New upper radiator hose w123 M110
New upper radiator hose and clamps.

After fitting the new upper radiator hose. You have to refill engine coolant. This is not as simple as just pouring in new coolant and closing the lid. You have to let coolant circulate and get out the air out from inside the engine.

Start by turning the heater on MAX inside the car. This will allow for coolant to circulate the entire system. Ideally you should have a large funnel which can be screwed down into the radiator, but this is a specialized tool which most of us don’t have. So start pouring coolant until you see it forming though the opening, but don’t make it full. Now you have to turn on the engine with the radiator cap open so air can escape from the engine. CHECK for coolant leaks!!! Did you remember to tighten the radiator drain plug? While the engine is running you will probably see the level decrease slightly while the engine burps, but bear in mind that coolant also expands as it heats so a level change might not be visible. When the engine starts to get warm and has burped some, try filling until the minimum mark and close the radiator cap.

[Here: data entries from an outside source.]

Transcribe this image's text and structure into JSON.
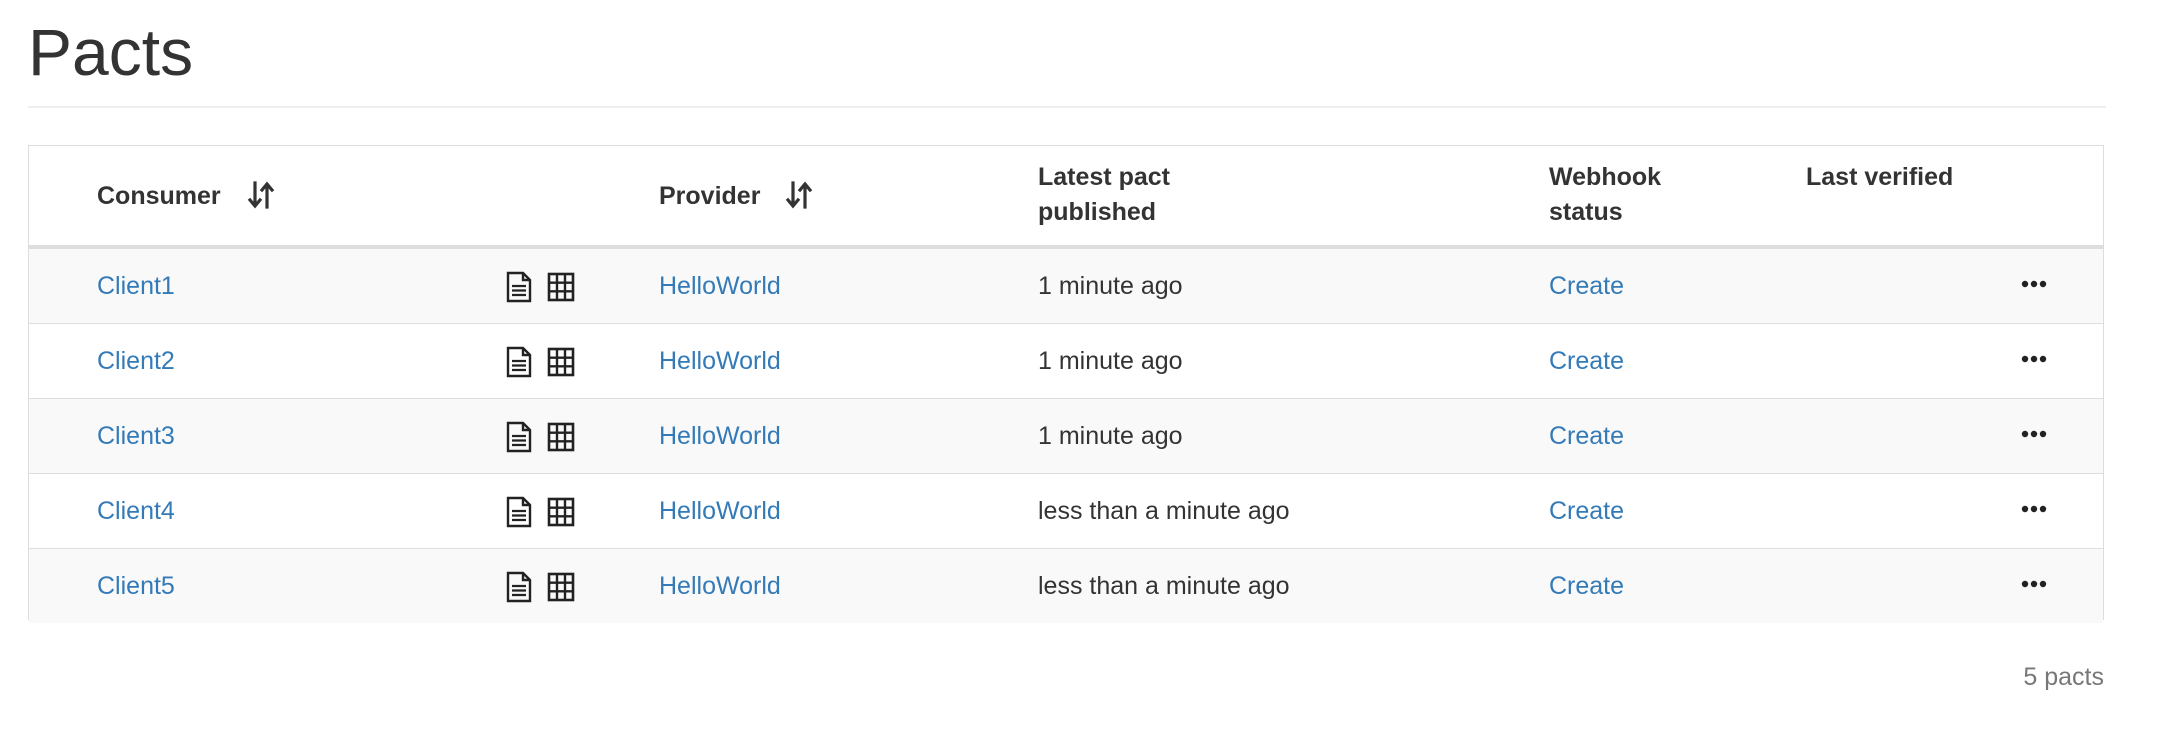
{
  "page": {
    "title": "Pacts"
  },
  "table": {
    "headers": {
      "consumer": "Consumer",
      "provider": "Provider",
      "latest_pact_published": "Latest pact published",
      "webhook_status": "Webhook status",
      "last_verified": "Last verified"
    },
    "rows": [
      {
        "consumer": "Client1",
        "provider": "HelloWorld",
        "published": "1 minute ago",
        "webhook": "Create",
        "last_verified": ""
      },
      {
        "consumer": "Client2",
        "provider": "HelloWorld",
        "published": "1 minute ago",
        "webhook": "Create",
        "last_verified": ""
      },
      {
        "consumer": "Client3",
        "provider": "HelloWorld",
        "published": "1 minute ago",
        "webhook": "Create",
        "last_verified": ""
      },
      {
        "consumer": "Client4",
        "provider": "HelloWorld",
        "published": "less than a minute ago",
        "webhook": "Create",
        "last_verified": ""
      },
      {
        "consumer": "Client5",
        "provider": "HelloWorld",
        "published": "less than a minute ago",
        "webhook": "Create",
        "last_verified": ""
      }
    ],
    "row_icons": [
      "document-icon",
      "matrix-grid-icon",
      "more-options-icon"
    ],
    "sort_icon": "sort-arrows-icon"
  },
  "footer": {
    "count_text": "5 pacts"
  },
  "colors": {
    "link": "#337ab7",
    "text": "#333333",
    "muted": "#777777",
    "stripe": "#f9f9f9",
    "border": "#dddddd"
  }
}
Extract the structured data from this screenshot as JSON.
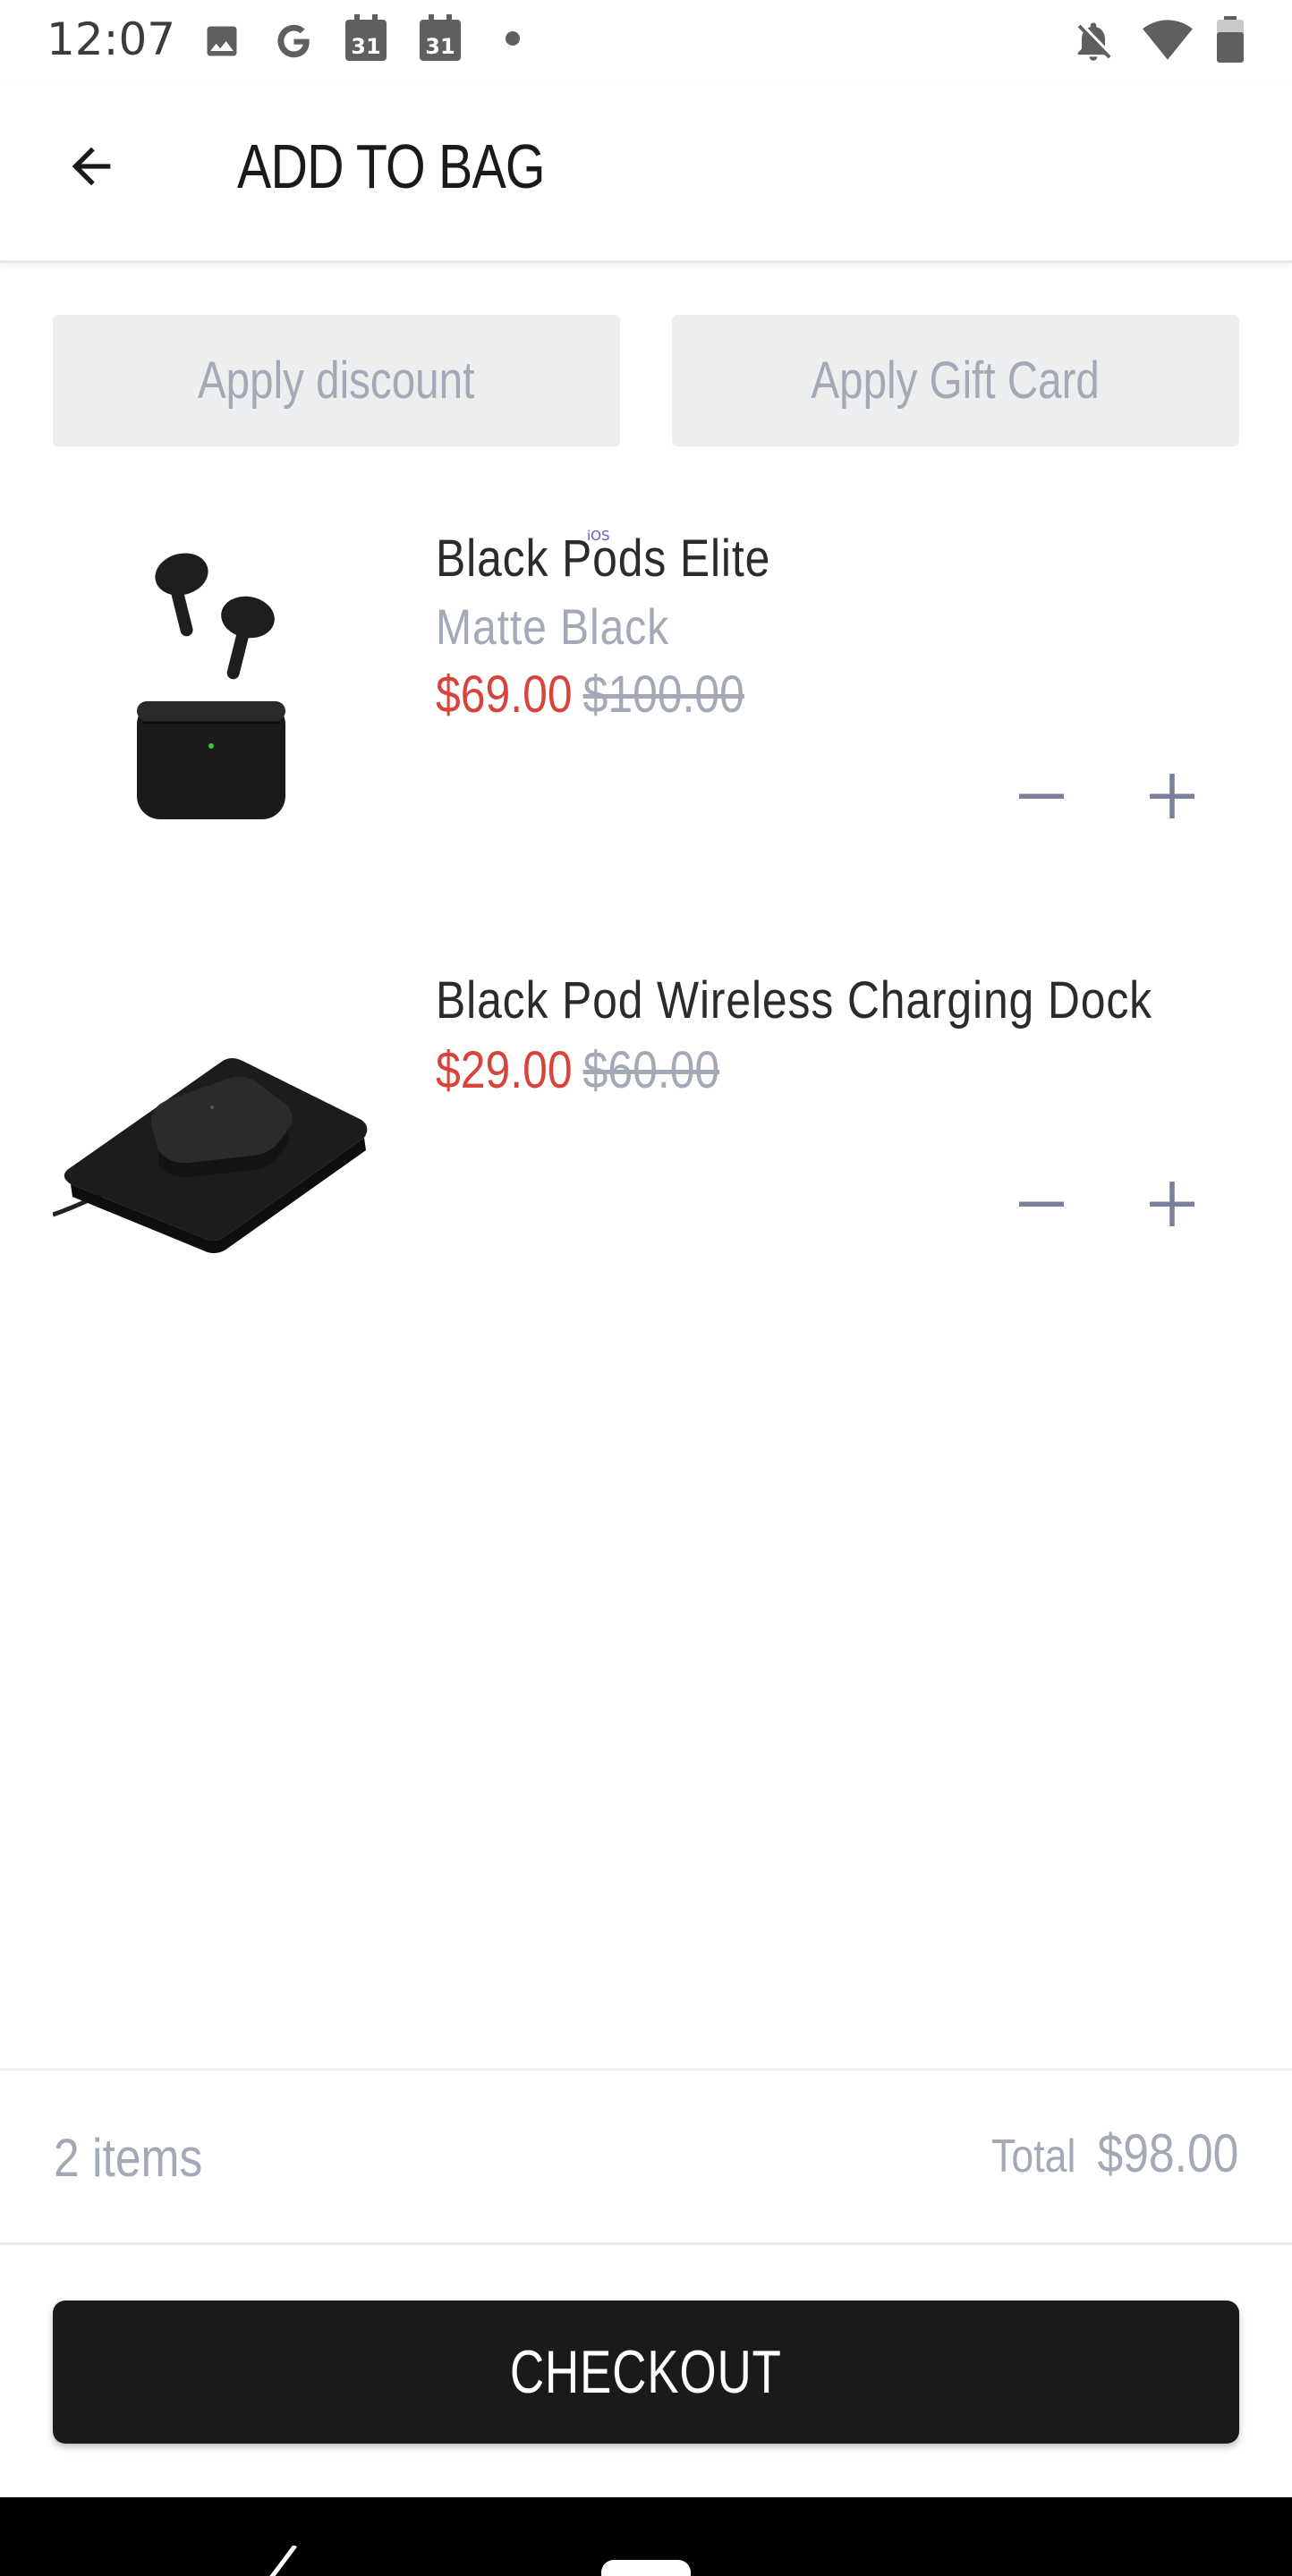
{
  "status_bar": {
    "time": "12:07",
    "left_icons": [
      "image-icon",
      "google-icon",
      "calendar-icon",
      "calendar-icon",
      "dot-icon"
    ],
    "right_icons": [
      "notifications-off-icon",
      "wifi-icon",
      "battery-icon"
    ],
    "calendar_day": "31"
  },
  "header": {
    "title": "ADD TO BAG",
    "back_icon": "arrow-left-icon"
  },
  "promo": {
    "discount_label": "Apply discount",
    "gift_card_label": "Apply Gift Card"
  },
  "items": [
    {
      "name": "Black Pods Elite",
      "variant": "Matte Black",
      "sale_price": "$69.00",
      "original_price": "$100.00",
      "image": "earbuds-image"
    },
    {
      "name": "Black Pod Wireless Charging Dock",
      "variant": "",
      "sale_price": "$29.00",
      "original_price": "$60.00",
      "image": "charging-dock-image"
    }
  ],
  "overlay_tag": "iOS",
  "summary": {
    "items_count": "2 items",
    "total_label": "Total",
    "total_value": "$98.00"
  },
  "checkout": {
    "label": "CHECKOUT"
  },
  "colors": {
    "sale_price": "#d8443c",
    "muted_text": "#a3a9b6",
    "button_bg": "#eceeef",
    "checkout_bg": "#1a1a1a",
    "qty_icon": "#7a7f99"
  }
}
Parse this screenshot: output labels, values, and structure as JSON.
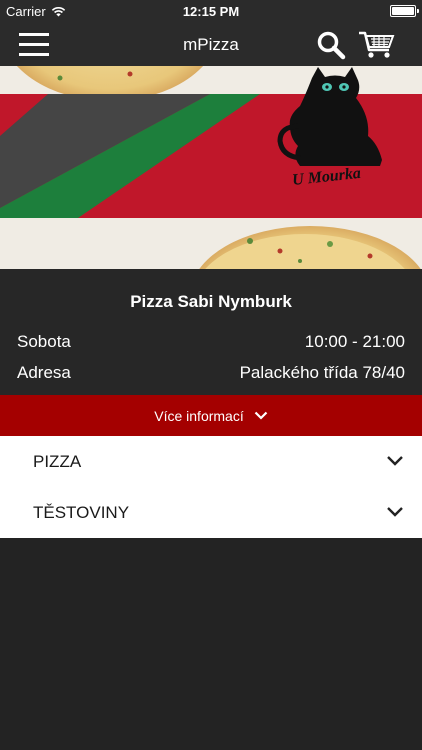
{
  "status_bar": {
    "carrier": "Carrier",
    "time": "12:15 PM",
    "battery_level": 1.0
  },
  "nav": {
    "title": "mPizza"
  },
  "hero": {
    "logo_text": "U Mourka"
  },
  "info": {
    "restaurant_name": "Pizza Sabi Nymburk",
    "day_label": "Sobota",
    "hours": "10:00 - 21:00",
    "address_label": "Adresa",
    "address": "Palackého třída 78/40"
  },
  "more_info": {
    "label": "Více informací"
  },
  "categories": [
    {
      "label": "PIZZA"
    },
    {
      "label": "TĚSTOVINY"
    }
  ],
  "colors": {
    "accent": "#a40000",
    "bar": "#2b2b2b",
    "background": "#232323"
  }
}
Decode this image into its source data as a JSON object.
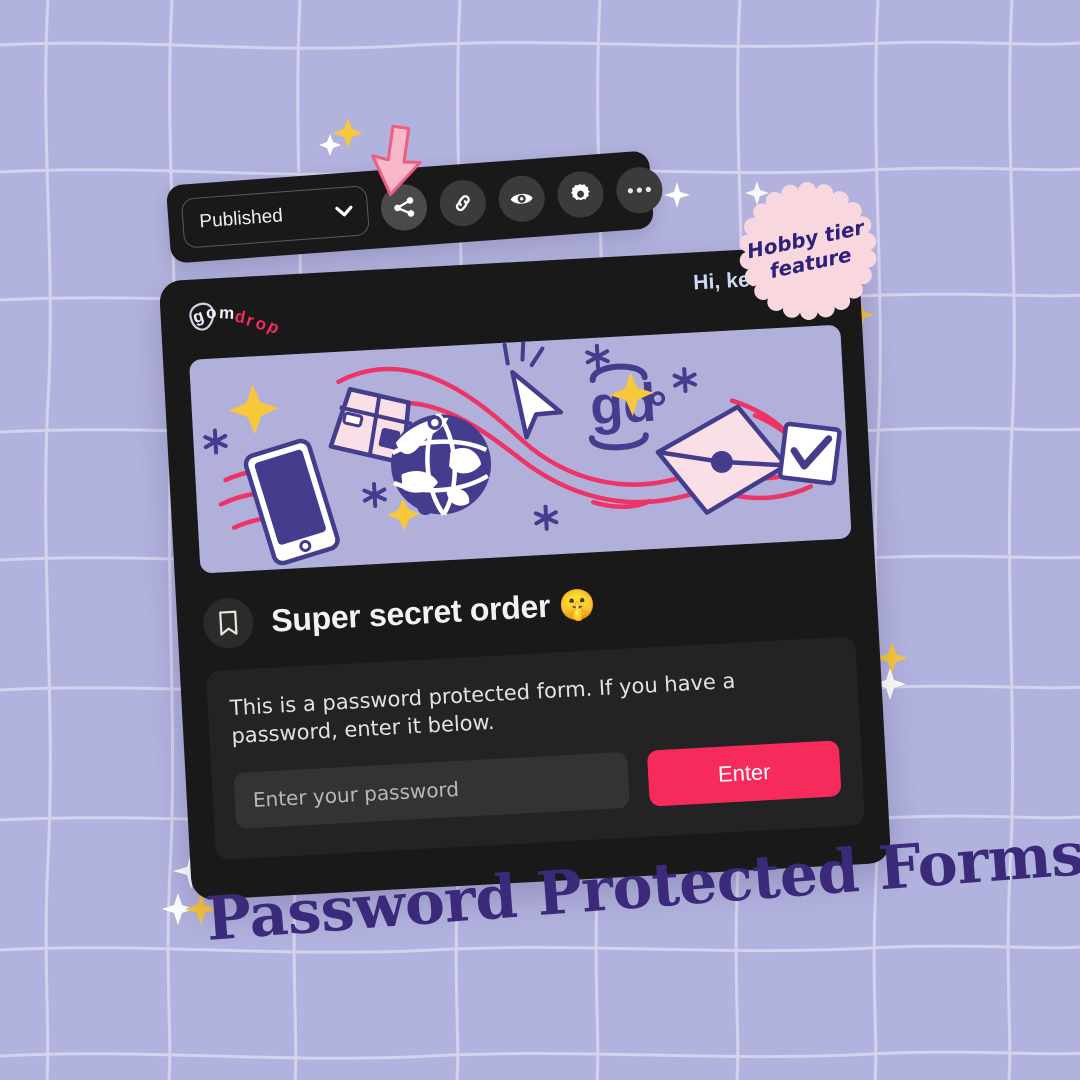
{
  "theme": {
    "background": "#b2b2de",
    "grid_line": "#d8d8ef",
    "card_dark": "#191919",
    "panel_dark": "#232323",
    "input_dark": "#333333",
    "accent_pink": "#f72a5c",
    "deep_purple": "#3b2a7a",
    "badge_pink": "#f9d7df",
    "illustration_bg": "#b0b0da",
    "sparkle_gold": "#f7c73c",
    "sparkle_white": "#ffffff",
    "arrow_pink": "#f7b9c8"
  },
  "toolbar": {
    "status_value": "Published",
    "chevron": "⌄",
    "buttons": [
      {
        "name": "share-button",
        "icon": "share-icon"
      },
      {
        "name": "link-button",
        "icon": "link-icon"
      },
      {
        "name": "preview-button",
        "icon": "eye-icon"
      },
      {
        "name": "settings-button",
        "icon": "gear-icon"
      },
      {
        "name": "more-button",
        "icon": "ellipsis-icon"
      }
    ]
  },
  "badge": {
    "line1": "Hobby tier",
    "line2": "feature"
  },
  "app": {
    "logo": {
      "part1": "gom",
      "part2": "drop",
      "letters_light": [
        "g",
        "o",
        "m"
      ],
      "letters_pink": [
        "d",
        "r",
        "o",
        "p"
      ]
    },
    "greeting": "Hi, kenia!",
    "bookmark_icon": "bookmark-icon"
  },
  "form": {
    "title": "Super secret order",
    "title_emoji": "🤫",
    "description": "This is a password protected form. If you have a password, enter it below.",
    "password_placeholder": "Enter your password",
    "password_value": "",
    "submit_label": "Enter"
  },
  "headline": "Password Protected Forms",
  "illustration": {
    "items": [
      "phone-icon",
      "package-box-icon",
      "globe-icon",
      "cursor-arrow-icon",
      "gd-logo-icon",
      "envelope-icon",
      "checkbox-checked-icon",
      "sparkle-icon",
      "asterisk-icon",
      "swoosh-line"
    ]
  }
}
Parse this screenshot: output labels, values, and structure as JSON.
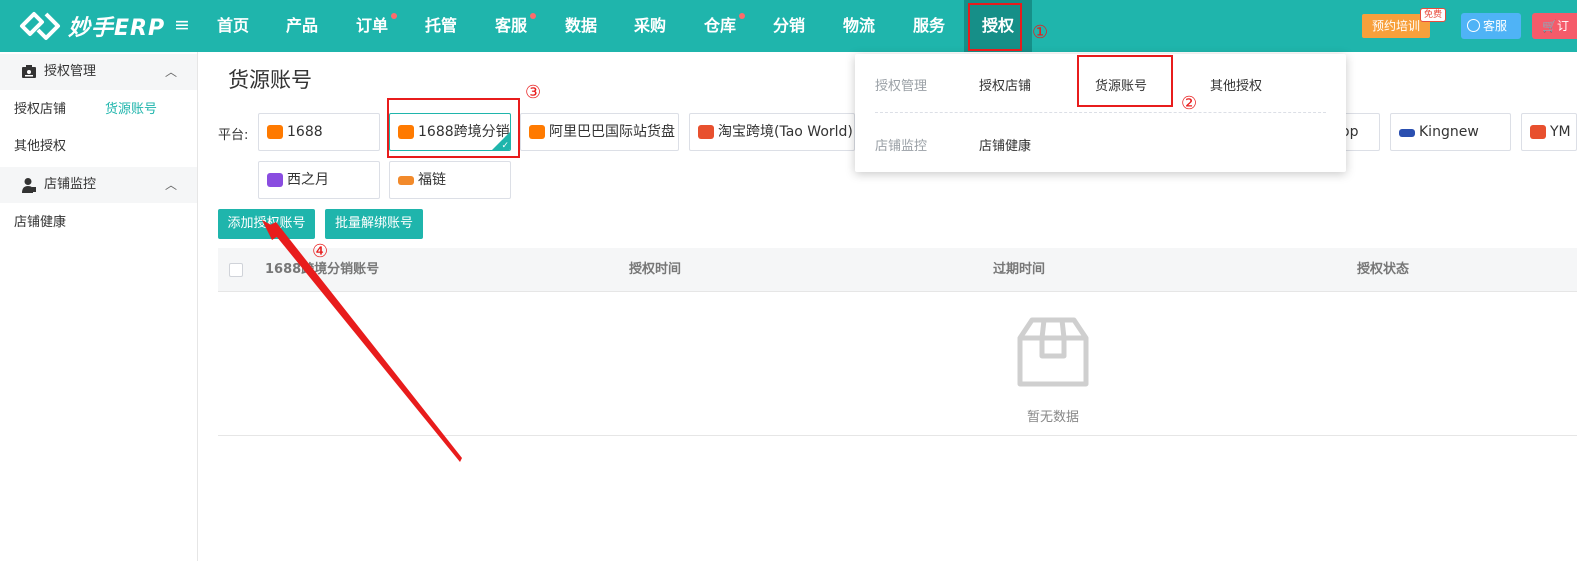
{
  "header": {
    "logo_text": "妙手ERP",
    "nav": [
      "首页",
      "产品",
      "订单",
      "托管",
      "客服",
      "数据",
      "采购",
      "仓库",
      "分销",
      "物流",
      "服务",
      "授权"
    ],
    "training_label": "预约培训",
    "free_badge": "免费",
    "service_label": "客服",
    "cart_label": "订"
  },
  "sidebar": {
    "group1": "授权管理",
    "group1_items": [
      "授权店铺",
      "货源账号",
      "其他授权"
    ],
    "group2": "店铺监控",
    "group2_items": [
      "店铺健康"
    ]
  },
  "main": {
    "title": "货源账号",
    "platform_label": "平台:",
    "platforms": [
      "1688",
      "1688跨境分销",
      "阿里巴巴国际站货盘",
      "淘宝跨境(Tao World)",
      "op",
      "Kingnew",
      "YM",
      "西之月",
      "福链"
    ],
    "add_button": "添加授权账号",
    "batch_button": "批量解绑账号",
    "columns": [
      "1688跨境分销账号",
      "授权时间",
      "过期时间",
      "授权状态"
    ],
    "empty_text": "暂无数据"
  },
  "dropdown": {
    "section1": "授权管理",
    "section1_links": [
      "授权店铺",
      "货源账号",
      "其他授权"
    ],
    "section2": "店铺监控",
    "section2_links": [
      "店铺健康"
    ]
  },
  "annotations": [
    "①",
    "②",
    "③",
    "④"
  ],
  "colors": {
    "brand": "#1fb5ac",
    "annotation": "#e81c1c",
    "training": "#f7a03c",
    "service": "#4fb3f6",
    "cart": "#f55b6a"
  }
}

Then go for a short spin. Observe the temperature gauge closely. Mine increased suddenly until over 100°C then did a sudden jump back down to 80°C when the radiator popped open. I might have had some air still in the engine and the thermostat might have been slow on the first opening since it was new. It never run above 80°C after that one time. To be on the safe side, stop the car if you see such sudden peaks in the temperature gauge.

When you are back. Let the engine cool down at least one hour, before tempting to open the radiator cap, since most likely coolant will pour out and scolding your hands. After one hour open the radiator cap and refill coolant until it reaches the maximum mark.

Cheers, Robs out!